I think the Tories would be better off with a leadership team a decade older than these two, but around ten years younger than the cabal of David Davis, Tim Yeo, Michael Ancram and Malcolm Rifkind, who may be the first to offer themselves in a leadership ballot. The combination of characters best suited to recognise the changes that need to be adopted and convince others of their urgency comes, by an odd coincidence of birthdates, from the class of 1956. It would consist of Andrew Lansley, now shadow health secretary, as leader; Damian Green, ex-shadow secretary of state for education, as his deputy, empowered to oversee the policy review; David Willetts, shadow secretary of state for work and pensions, in the pivotal slot of shadow chancellor; Theresa May, the ex-party chairman, looking after home affairs; with Oliver Letwin, today shadow chancellor, at foreign affairs (if he holds his seat).
Lansley is an adept media performer and knows the small intestines of the Tory party well, but his single greatest virtue is that he has changed his mind. He was a key figure behind the 2001 Tory election effort, and, to his credit, realised how badly it had misfired.
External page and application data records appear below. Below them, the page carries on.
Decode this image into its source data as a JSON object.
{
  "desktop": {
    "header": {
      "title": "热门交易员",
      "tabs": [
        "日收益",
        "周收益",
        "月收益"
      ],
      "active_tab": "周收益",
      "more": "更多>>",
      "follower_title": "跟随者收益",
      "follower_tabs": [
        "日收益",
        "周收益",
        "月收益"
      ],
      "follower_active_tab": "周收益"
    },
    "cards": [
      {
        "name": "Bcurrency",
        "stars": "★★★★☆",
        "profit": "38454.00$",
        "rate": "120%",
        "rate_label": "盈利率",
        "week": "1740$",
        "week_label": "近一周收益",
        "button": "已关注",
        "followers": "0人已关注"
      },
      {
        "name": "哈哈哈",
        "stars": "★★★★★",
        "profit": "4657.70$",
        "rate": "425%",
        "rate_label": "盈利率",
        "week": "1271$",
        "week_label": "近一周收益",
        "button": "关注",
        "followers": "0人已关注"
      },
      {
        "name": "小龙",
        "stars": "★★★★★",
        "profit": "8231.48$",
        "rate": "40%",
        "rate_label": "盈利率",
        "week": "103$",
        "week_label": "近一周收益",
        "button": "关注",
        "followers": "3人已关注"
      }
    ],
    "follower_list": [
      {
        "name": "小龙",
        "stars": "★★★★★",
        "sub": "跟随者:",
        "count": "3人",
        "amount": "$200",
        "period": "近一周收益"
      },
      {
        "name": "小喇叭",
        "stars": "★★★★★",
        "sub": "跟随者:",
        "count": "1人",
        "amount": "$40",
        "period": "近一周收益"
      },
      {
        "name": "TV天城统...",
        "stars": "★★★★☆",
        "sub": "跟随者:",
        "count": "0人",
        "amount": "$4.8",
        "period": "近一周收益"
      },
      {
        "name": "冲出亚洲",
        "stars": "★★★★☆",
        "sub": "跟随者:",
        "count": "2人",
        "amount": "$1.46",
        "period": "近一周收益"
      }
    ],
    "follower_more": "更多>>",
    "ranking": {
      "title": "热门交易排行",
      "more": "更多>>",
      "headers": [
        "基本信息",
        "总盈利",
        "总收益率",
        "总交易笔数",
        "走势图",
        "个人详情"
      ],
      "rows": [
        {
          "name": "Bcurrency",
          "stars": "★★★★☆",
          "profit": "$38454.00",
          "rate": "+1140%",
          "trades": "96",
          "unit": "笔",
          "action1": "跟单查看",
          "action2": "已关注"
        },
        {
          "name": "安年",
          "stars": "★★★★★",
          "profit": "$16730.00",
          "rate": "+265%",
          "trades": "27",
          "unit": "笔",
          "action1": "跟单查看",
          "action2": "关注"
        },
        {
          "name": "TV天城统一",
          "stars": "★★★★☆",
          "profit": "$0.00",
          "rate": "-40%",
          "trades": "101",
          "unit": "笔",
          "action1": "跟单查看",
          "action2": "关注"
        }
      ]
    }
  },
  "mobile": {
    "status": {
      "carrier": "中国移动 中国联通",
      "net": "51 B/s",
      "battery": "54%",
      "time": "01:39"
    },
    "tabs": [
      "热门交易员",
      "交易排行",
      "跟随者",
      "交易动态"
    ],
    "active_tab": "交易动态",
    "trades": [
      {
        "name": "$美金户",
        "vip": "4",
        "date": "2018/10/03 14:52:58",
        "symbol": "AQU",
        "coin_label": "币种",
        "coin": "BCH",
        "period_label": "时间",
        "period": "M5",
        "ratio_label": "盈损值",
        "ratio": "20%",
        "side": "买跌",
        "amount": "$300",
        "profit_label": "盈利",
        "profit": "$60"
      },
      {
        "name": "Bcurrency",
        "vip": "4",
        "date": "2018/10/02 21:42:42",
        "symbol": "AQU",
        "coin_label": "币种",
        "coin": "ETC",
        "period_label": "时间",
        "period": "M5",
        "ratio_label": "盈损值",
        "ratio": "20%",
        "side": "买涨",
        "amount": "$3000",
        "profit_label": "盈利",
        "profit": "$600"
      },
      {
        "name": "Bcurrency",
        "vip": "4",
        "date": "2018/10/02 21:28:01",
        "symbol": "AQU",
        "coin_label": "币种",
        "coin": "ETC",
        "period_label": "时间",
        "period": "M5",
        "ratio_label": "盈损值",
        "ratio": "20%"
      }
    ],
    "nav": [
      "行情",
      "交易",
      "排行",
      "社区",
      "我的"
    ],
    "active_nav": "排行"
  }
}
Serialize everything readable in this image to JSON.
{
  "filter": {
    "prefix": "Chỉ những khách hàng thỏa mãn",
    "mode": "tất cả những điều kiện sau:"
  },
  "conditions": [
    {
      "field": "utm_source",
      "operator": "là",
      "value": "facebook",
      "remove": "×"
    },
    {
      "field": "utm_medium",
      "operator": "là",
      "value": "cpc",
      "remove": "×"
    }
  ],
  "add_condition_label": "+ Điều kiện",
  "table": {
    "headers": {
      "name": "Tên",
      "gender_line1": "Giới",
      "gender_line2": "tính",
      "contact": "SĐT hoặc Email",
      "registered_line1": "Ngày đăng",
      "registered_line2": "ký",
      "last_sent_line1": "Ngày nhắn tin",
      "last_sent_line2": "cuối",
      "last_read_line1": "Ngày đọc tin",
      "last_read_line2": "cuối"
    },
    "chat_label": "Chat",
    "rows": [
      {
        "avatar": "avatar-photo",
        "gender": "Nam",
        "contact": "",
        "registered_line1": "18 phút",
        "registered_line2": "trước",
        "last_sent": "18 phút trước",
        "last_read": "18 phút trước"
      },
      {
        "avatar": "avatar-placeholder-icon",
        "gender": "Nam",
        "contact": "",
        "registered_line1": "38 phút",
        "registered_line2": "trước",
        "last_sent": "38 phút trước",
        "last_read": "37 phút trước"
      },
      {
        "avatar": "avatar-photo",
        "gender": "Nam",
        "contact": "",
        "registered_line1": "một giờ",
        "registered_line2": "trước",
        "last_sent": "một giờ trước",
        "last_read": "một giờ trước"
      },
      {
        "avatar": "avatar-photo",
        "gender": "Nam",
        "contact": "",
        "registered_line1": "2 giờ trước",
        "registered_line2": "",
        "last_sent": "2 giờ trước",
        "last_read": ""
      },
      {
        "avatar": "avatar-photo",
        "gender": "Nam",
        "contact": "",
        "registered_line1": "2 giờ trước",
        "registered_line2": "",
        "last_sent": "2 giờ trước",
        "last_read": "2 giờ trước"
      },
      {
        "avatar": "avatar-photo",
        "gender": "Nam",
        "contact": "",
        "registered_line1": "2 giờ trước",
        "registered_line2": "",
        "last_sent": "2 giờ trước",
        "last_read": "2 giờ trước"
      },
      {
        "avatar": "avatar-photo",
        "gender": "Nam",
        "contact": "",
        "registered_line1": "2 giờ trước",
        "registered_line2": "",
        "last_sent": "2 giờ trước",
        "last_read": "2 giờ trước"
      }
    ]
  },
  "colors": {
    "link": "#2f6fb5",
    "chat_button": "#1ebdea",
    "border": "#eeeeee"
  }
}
The contrast with his co-conspirator in that enterprise, the comically partisan Tim Collins, the shadow secretary of state for education, could not be starker. (On a similar basis, it would make sense for Lansley to pick John Bercow, another man who has switched positions, to head central office.) Green is the de facto head of the one-nation branch of the parliamentary party, and is a shrewd soul, at home with the media. Willetts has the mind to move beyond conventional Conservative thinking on economics. May passes the “human being” requirement on television. She would bring fresh thinking to home affairs and a liberal instinct. Foreign policy under Michael Howard has become farcical, with the Tories apparently hostile to the EU and the Bush White House simultaneously, and obsessed instead with such matters as Zimbabwe and the status of Gibraltar. Letwin has the intelligence to build a new approach.
If these five—admittedly not especially famous—could seize firm control of the party and steer it towards the waters I have identified, then the Tory obituary notices could yet prove to be premature. If not, and if the party membership again decides that it is the rest of the electorate that needs to change, not them, then there is the underestimated possibility that the Liberal Democrats might yet sideline the official opposition. In the next parliament, they too should have five figures—Mark Oaten, David Laws, Nick Clegg, Chris Huhne, and Ed Davey—who could take their party into almost exactly the same spot as the Tories need to seize.